--- START ---
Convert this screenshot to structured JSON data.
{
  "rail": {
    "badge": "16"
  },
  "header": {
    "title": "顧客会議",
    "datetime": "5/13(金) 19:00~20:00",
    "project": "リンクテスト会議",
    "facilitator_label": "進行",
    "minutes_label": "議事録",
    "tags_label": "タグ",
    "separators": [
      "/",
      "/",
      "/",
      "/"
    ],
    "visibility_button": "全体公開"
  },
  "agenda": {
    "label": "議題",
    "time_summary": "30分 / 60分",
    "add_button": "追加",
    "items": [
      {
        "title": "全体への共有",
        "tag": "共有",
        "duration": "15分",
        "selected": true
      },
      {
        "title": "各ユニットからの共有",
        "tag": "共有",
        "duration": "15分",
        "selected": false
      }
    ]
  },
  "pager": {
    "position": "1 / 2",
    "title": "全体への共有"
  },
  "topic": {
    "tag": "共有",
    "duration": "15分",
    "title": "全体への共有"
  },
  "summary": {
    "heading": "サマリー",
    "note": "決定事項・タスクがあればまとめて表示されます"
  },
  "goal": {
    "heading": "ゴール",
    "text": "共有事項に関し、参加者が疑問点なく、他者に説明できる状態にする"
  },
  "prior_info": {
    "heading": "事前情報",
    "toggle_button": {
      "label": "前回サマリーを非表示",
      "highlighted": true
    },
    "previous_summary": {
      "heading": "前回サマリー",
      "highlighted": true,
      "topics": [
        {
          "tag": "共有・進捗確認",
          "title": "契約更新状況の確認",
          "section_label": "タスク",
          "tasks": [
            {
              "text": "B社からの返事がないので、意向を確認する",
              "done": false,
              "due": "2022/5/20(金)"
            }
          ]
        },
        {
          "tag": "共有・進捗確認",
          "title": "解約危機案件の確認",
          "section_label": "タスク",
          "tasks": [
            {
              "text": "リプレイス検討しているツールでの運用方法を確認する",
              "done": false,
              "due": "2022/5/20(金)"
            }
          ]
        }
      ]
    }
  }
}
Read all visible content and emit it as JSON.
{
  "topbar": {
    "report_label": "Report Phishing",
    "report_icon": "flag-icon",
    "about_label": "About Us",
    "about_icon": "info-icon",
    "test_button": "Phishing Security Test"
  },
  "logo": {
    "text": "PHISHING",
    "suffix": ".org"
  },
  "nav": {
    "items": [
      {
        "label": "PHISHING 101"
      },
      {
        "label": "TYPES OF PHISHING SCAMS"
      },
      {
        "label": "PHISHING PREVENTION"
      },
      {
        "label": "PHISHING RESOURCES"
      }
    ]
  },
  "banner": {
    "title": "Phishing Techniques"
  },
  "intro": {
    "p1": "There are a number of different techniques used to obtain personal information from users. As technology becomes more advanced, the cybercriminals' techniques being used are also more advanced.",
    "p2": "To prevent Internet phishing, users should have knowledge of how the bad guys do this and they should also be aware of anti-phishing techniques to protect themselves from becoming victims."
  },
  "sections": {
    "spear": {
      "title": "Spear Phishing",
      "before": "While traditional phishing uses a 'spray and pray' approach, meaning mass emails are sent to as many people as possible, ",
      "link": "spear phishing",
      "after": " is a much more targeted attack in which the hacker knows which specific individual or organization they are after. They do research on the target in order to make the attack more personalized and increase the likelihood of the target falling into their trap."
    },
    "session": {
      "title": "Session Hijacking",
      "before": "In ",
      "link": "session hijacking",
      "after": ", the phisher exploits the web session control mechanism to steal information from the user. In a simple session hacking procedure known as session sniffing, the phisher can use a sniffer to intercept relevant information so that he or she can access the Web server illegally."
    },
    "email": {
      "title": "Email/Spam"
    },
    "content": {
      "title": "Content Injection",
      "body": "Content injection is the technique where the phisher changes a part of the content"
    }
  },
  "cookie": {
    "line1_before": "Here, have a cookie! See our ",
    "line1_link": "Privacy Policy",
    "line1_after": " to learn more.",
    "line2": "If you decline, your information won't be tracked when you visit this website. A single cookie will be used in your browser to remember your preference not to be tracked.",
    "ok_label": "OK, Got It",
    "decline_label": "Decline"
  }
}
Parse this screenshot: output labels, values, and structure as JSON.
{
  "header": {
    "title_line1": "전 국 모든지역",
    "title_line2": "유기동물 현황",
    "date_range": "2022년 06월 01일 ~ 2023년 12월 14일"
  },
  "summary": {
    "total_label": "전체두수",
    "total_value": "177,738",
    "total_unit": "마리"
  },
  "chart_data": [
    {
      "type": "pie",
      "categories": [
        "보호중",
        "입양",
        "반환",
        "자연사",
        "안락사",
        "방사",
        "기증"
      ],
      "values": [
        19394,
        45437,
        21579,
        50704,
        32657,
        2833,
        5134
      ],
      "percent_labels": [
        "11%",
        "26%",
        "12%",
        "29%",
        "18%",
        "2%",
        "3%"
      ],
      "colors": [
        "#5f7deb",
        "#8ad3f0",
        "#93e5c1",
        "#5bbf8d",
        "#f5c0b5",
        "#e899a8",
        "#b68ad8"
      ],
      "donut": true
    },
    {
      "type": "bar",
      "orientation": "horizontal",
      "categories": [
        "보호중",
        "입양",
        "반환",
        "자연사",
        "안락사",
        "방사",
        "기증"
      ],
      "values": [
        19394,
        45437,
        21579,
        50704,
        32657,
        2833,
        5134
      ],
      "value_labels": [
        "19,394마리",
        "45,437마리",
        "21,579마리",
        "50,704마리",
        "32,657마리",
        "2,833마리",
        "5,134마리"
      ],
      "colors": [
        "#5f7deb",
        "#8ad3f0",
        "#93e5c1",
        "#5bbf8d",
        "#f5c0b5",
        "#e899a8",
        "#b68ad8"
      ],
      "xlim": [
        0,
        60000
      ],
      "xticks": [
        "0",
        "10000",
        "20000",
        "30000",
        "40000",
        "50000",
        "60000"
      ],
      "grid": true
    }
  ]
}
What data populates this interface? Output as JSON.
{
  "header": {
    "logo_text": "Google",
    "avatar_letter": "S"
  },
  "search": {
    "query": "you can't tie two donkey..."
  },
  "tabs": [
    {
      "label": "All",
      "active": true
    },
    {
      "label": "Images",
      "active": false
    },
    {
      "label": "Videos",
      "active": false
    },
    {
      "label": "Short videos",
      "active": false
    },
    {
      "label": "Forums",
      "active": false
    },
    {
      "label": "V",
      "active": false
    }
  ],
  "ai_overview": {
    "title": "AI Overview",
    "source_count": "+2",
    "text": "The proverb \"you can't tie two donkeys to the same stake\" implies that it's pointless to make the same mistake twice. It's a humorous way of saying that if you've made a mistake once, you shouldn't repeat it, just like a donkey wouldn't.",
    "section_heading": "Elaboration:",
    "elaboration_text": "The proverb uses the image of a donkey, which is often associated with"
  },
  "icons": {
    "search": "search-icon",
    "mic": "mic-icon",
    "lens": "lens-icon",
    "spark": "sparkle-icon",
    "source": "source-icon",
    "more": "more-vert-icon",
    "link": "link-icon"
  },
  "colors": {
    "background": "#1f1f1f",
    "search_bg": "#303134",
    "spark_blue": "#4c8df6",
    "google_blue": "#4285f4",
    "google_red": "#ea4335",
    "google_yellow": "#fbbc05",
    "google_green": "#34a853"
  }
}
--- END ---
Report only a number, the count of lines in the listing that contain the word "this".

5